Stored entries
┄┄┄┄┄┄┄┄┄┄┄┄┄┄┄┄┄┄┄┄

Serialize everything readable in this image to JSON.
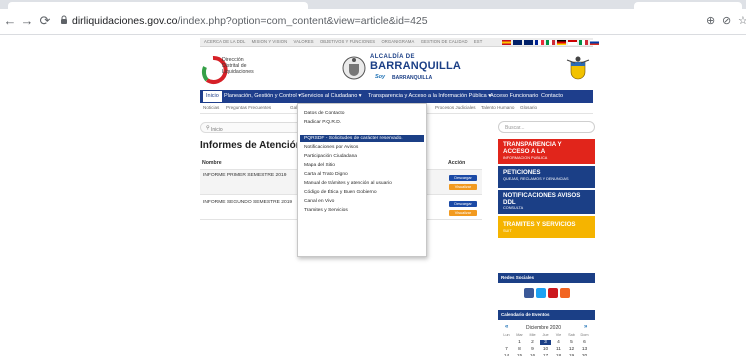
{
  "browser": {
    "url_host": "dirliquidaciones.gov.co",
    "url_path": "/index.php?option=com_content&view=article&id=425",
    "back_icon": "back-arrow-icon",
    "forward_icon": "forward-arrow-icon",
    "reload_icon": "reload-icon",
    "lock_icon": "lock-icon"
  },
  "topstrip": {
    "links": [
      "ACERCA DE LA DDL",
      "MISION Y VISION",
      "VALORES",
      "OBJETIVOS Y FUNCIONES",
      "ORGANIGRAMA",
      "GESTION DE CALIDAD",
      "EST"
    ]
  },
  "header": {
    "ddl_line1": "Dirección",
    "ddl_line2": "Distrital de",
    "ddl_line3": "Liquidaciones",
    "alcaldia": "ALCALDÍA DE",
    "barranquilla": "BARRANQUILLA",
    "soy": "Soy",
    "soy_b": "BARRANQUILLA"
  },
  "nav": {
    "items": [
      "Inicio",
      "Planeación, Gestión y Control ▾",
      "Servicios al Ciudadano ▾",
      "Transparencia y Acceso a la Información Pública ▾",
      "Acceso Funcionario",
      "Contacto"
    ]
  },
  "subnav": {
    "items": [
      "Noticias",
      "Preguntas Frecuentes",
      "Gal",
      "Procesos Judiciales",
      "Talento Humano",
      "Glosario"
    ]
  },
  "breadcrumb": {
    "label": "Inicio"
  },
  "main": {
    "heading": "Informes de Atención a l",
    "col_name": "Nombre",
    "col_action": "Acción",
    "rows": [
      {
        "name": "INFORME PRIMER SEMESTRE 2019",
        "download": "Descargar",
        "view": "Visualizar"
      },
      {
        "name": "INFORME SEGUNDO SEMESTRE 2019",
        "download": "Descargar",
        "view": "Visualizar"
      }
    ]
  },
  "dropdown": {
    "items": [
      "Datos de Contacto",
      "Radicar P.Q.R.D.",
      "PQRSDF - Solicitudes de carácter reservado.",
      "Notificaciones por Avisos",
      "Participación Ciudadana",
      "Mapa del Sitio",
      "Carta al Trato Digno",
      "Manual de trámites y atención al usuario",
      "Código de Ética y Buen Gobierno",
      "Canal en Vivo",
      "Tramites y Servicios"
    ],
    "selected_index": 2
  },
  "sidebar": {
    "search_placeholder": "Buscar...",
    "banners": [
      {
        "t1a": "TRANSPARENCIA Y",
        "t1b": "ACCESO A LA",
        "t2": "INFORMACION PUBLICA",
        "color": "#e1251b"
      },
      {
        "t1a": "PETICIONES",
        "t1b": "",
        "t2": "QUEJAS, RECLAMOS Y DENUNCIAS",
        "color": "#1b3f86"
      },
      {
        "t1a": "NOTIFICACIONES AVISOS",
        "t1b": "DDL",
        "t2": "CONSULTA",
        "color": "#1b3f86"
      },
      {
        "t1a": "TRAMITES Y SERVICIOS",
        "t1b": "",
        "t2": "SUIT",
        "color": "#f5b400"
      }
    ],
    "redes_title": "Redes Sociales",
    "social_icons": [
      "facebook-icon",
      "twitter-icon",
      "youtube-icon",
      "rss-icon"
    ],
    "calendar_title": "Calendario de Eventos"
  },
  "calendar": {
    "month": "Diciembre 2020",
    "prev": "«",
    "next": "»",
    "dow": [
      "Lun",
      "Mar",
      "Mie",
      "Jue",
      "Vie",
      "Sab",
      "Dom"
    ],
    "weeks": [
      [
        "",
        "1",
        "2",
        "3",
        "4",
        "5",
        "6"
      ],
      [
        "7",
        "8",
        "9",
        "10",
        "11",
        "12",
        "13"
      ],
      [
        "14",
        "15",
        "16",
        "17",
        "18",
        "19",
        "20"
      ],
      [
        "21",
        "22",
        "23",
        "24",
        "25",
        "26",
        "27"
      ],
      [
        "28",
        "29",
        "30",
        "31",
        "",
        "",
        ""
      ]
    ],
    "today": "3"
  },
  "colors": {
    "nav_blue": "#1e3e8c",
    "accent_orange": "#f29a1f",
    "accent_red": "#e1251b"
  }
}
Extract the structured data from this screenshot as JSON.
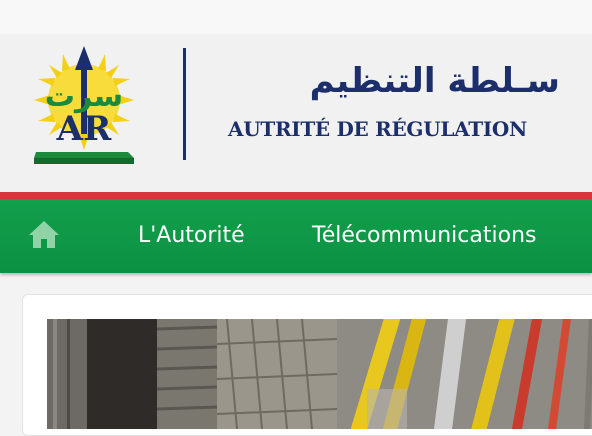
{
  "header": {
    "title_ar": "سـلطة التنظيم",
    "title_fr": "AUTRITÉ DE RÉGULATION",
    "logo": {
      "icon": "art-logo-icon",
      "letters": "AR",
      "script": "سرت"
    }
  },
  "nav": {
    "home_icon": "home-icon",
    "items": [
      {
        "label": "L'Autorité"
      },
      {
        "label": "Télécommunications"
      }
    ]
  },
  "banner": {
    "subject": "cable-trays-photo"
  },
  "colors": {
    "brand_blue": "#1d2f6b",
    "nav_green": "#0f9947",
    "accent_red": "#d8353f",
    "logo_yellow": "#f5d21c",
    "logo_green": "#1b8a3b"
  }
}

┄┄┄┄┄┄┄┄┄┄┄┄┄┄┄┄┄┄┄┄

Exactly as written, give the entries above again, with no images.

## Finished task
Serialize everything readable in this image to JSON.
{
  "browser": {
    "url_host": "dirliquidaciones.gov.co",
    "url_path": "/index.php?option=com_content&view=article&id=425",
    "back_icon": "back-arrow-icon",
    "forward_icon": "forward-arrow-icon",
    "reload_icon": "reload-icon",
    "lock_icon": "lock-icon"
  },
  "topstrip": {
    "links": [
      "ACERCA DE LA DDL",
      "MISION Y VISION",
      "VALORES",
      "OBJETIVOS Y FUNCIONES",
      "ORGANIGRAMA",
      "GESTION DE CALIDAD",
      "EST"
    ]
  },
  "header": {
    "ddl_line1": "Dirección",
    "ddl_line2": "Distrital de",
    "ddl_line3": "Liquidaciones",
    "alcaldia": "ALCALDÍA DE",
    "barranquilla": "BARRANQUILLA",
    "soy": "Soy",
    "soy_b": "BARRANQUILLA"
  },
  "nav": {
    "items": [
      "Inicio",
      "Planeación, Gestión y Control ▾",
      "Servicios al Ciudadano ▾",
      "Transparencia y Acceso a la Información Pública ▾",
      "Acceso Funcionario",
      "Contacto"
    ]
  },
  "subnav": {
    "items": [
      "Noticias",
      "Preguntas Frecuentes",
      "Gal",
      "Procesos Judiciales",
      "Talento Humano",
      "Glosario"
    ]
  },
  "breadcrumb": {
    "label": "Inicio"
  },
  "main": {
    "heading": "Informes de Atención a l",
    "col_name": "Nombre",
    "col_action": "Acción",
    "rows": [
      {
        "name": "INFORME PRIMER SEMESTRE 2019",
        "download": "Descargar",
        "view": "Visualizar"
      },
      {
        "name": "INFORME SEGUNDO SEMESTRE 2019",
        "download": "Descargar",
        "view": "Visualizar"
      }
    ]
  },
  "dropdown": {
    "items": [
      "Datos de Contacto",
      "Radicar P.Q.R.D.",
      "PQRSDF - Solicitudes de carácter reservado.",
      "Notificaciones por Avisos",
      "Participación Ciudadana",
      "Mapa del Sitio",
      "Carta al Trato Digno",
      "Manual de trámites y atención al usuario",
      "Código de Ética y Buen Gobierno",
      "Canal en Vivo",
      "Tramites y Servicios"
    ],
    "selected_index": 2
  },
  "sidebar": {
    "search_placeholder": "Buscar...",
    "banners": [
      {
        "t1a": "TRANSPARENCIA Y",
        "t1b": "ACCESO A LA",
        "t2": "INFORMACION PUBLICA",
        "color": "#e1251b"
      },
      {
        "t1a": "PETICIONES",
        "t1b": "",
        "t2": "QUEJAS, RECLAMOS Y DENUNCIAS",
        "color": "#1b3f86"
      },
      {
        "t1a": "NOTIFICACIONES AVISOS",
        "t1b": "DDL",
        "t2": "CONSULTA",
        "color": "#1b3f86"
      },
      {
        "t1a": "TRAMITES Y SERVICIOS",
        "t1b": "",
        "t2": "SUIT",
        "color": "#f5b400"
      }
    ],
    "redes_title": "Redes Sociales",
    "social_icons": [
      "facebook-icon",
      "twitter-icon",
      "youtube-icon",
      "rss-icon"
    ],
    "calendar_title": "Calendario de Eventos"
  },
  "calendar": {
    "month": "Diciembre 2020",
    "prev": "«",
    "next": "»",
    "dow": [
      "Lun",
      "Mar",
      "Mie",
      "Jue",
      "Vie",
      "Sab",
      "Dom"
    ],
    "weeks": [
      [
        "",
        "1",
        "2",
        "3",
        "4",
        "5",
        "6"
      ],
      [
        "7",
        "8",
        "9",
        "10",
        "11",
        "12",
        "13"
      ],
      [
        "14",
        "15",
        "16",
        "17",
        "18",
        "19",
        "20"
      ],
      [
        "21",
        "22",
        "23",
        "24",
        "25",
        "26",
        "27"
      ],
      [
        "28",
        "29",
        "30",
        "31",
        "",
        "",
        ""
      ]
    ],
    "today": "3"
  },
  "colors": {
    "nav_blue": "#1e3e8c",
    "accent_orange": "#f29a1f",
    "accent_red": "#e1251b"
  }
}
Extract the structured data from this screenshot as JSON.
{
  "header": {
    "title_ar": "سـلطة التنظيم",
    "title_fr": "AUTRITÉ DE RÉGULATION",
    "logo": {
      "icon": "art-logo-icon",
      "letters": "AR",
      "script": "سرت"
    }
  },
  "nav": {
    "home_icon": "home-icon",
    "items": [
      {
        "label": "L'Autorité"
      },
      {
        "label": "Télécommunications"
      }
    ]
  },
  "banner": {
    "subject": "cable-trays-photo"
  },
  "colors": {
    "brand_blue": "#1d2f6b",
    "nav_green": "#0f9947",
    "accent_red": "#d8353f",
    "logo_yellow": "#f5d21c",
    "logo_green": "#1b8a3b"
  }
}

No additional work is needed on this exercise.